--- DATA SHOWN ---
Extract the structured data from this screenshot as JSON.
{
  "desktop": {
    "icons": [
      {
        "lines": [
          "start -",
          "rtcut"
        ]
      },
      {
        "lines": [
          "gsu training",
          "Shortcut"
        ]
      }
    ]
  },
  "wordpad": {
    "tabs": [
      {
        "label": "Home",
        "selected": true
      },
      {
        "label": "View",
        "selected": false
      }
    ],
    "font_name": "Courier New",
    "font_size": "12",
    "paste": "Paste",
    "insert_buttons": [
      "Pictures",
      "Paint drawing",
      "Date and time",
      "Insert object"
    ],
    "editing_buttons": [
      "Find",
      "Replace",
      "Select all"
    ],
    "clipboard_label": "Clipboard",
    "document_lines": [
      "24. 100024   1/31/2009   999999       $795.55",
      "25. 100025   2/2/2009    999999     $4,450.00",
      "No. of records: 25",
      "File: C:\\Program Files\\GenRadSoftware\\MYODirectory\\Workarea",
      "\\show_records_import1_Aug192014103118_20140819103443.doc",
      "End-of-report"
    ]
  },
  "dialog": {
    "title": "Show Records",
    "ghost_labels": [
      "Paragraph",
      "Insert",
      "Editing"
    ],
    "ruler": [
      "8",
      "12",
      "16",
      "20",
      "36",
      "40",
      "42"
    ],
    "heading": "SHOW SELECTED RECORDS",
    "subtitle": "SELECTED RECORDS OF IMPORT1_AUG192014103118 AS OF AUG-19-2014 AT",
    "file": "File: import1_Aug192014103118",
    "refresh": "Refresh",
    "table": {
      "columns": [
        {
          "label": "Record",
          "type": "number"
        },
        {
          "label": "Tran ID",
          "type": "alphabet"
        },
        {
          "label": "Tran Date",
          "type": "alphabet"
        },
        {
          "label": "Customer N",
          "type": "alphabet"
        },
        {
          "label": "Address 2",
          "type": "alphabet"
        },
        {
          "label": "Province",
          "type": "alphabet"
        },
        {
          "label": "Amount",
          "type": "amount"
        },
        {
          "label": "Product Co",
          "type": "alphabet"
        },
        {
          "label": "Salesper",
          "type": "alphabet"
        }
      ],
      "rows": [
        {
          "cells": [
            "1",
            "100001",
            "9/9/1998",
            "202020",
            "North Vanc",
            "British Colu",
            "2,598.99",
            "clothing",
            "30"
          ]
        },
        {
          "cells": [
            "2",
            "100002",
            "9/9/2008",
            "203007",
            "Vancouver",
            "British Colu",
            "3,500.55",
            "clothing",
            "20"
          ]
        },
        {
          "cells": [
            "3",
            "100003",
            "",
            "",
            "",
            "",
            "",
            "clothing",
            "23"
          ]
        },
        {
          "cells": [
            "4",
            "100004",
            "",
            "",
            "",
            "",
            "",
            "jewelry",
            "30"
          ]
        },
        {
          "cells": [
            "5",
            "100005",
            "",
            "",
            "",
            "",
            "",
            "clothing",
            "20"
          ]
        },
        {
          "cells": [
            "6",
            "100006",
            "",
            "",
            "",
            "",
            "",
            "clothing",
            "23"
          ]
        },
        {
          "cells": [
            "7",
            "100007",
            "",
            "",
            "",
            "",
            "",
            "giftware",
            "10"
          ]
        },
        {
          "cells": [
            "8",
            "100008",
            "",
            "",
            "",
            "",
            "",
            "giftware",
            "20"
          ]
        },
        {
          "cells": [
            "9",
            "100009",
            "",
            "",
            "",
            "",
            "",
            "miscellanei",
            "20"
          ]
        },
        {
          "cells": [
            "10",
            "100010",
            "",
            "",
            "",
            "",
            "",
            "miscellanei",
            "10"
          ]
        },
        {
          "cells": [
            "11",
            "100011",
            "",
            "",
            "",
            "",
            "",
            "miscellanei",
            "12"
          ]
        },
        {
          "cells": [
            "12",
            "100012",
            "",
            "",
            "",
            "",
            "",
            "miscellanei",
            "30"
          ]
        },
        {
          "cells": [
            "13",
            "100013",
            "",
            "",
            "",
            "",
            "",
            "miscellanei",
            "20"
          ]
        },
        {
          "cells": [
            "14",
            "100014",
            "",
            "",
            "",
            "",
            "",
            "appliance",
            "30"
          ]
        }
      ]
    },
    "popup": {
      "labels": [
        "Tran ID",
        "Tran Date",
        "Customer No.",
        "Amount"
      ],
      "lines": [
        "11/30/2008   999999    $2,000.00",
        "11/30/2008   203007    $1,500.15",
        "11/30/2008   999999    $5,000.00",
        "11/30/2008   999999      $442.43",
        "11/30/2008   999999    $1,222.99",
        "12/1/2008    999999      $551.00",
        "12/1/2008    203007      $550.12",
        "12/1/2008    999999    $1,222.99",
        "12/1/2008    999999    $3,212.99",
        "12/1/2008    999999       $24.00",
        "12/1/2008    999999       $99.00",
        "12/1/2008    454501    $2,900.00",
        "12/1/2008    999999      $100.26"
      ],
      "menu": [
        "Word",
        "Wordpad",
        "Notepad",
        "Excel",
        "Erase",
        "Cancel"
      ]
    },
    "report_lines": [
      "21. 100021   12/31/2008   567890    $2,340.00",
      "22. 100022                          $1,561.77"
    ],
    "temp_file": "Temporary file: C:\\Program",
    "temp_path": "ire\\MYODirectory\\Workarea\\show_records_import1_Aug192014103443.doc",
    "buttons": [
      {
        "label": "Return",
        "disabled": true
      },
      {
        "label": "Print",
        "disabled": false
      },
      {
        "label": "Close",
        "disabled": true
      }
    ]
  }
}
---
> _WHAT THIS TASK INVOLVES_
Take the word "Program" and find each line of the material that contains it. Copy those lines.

> _RESPONSE_
      "File: C:\\Program Files\\GenRadSoftware\\MYODirectory\\Workarea",
    "temp_file": "Temporary file: C:\\Program",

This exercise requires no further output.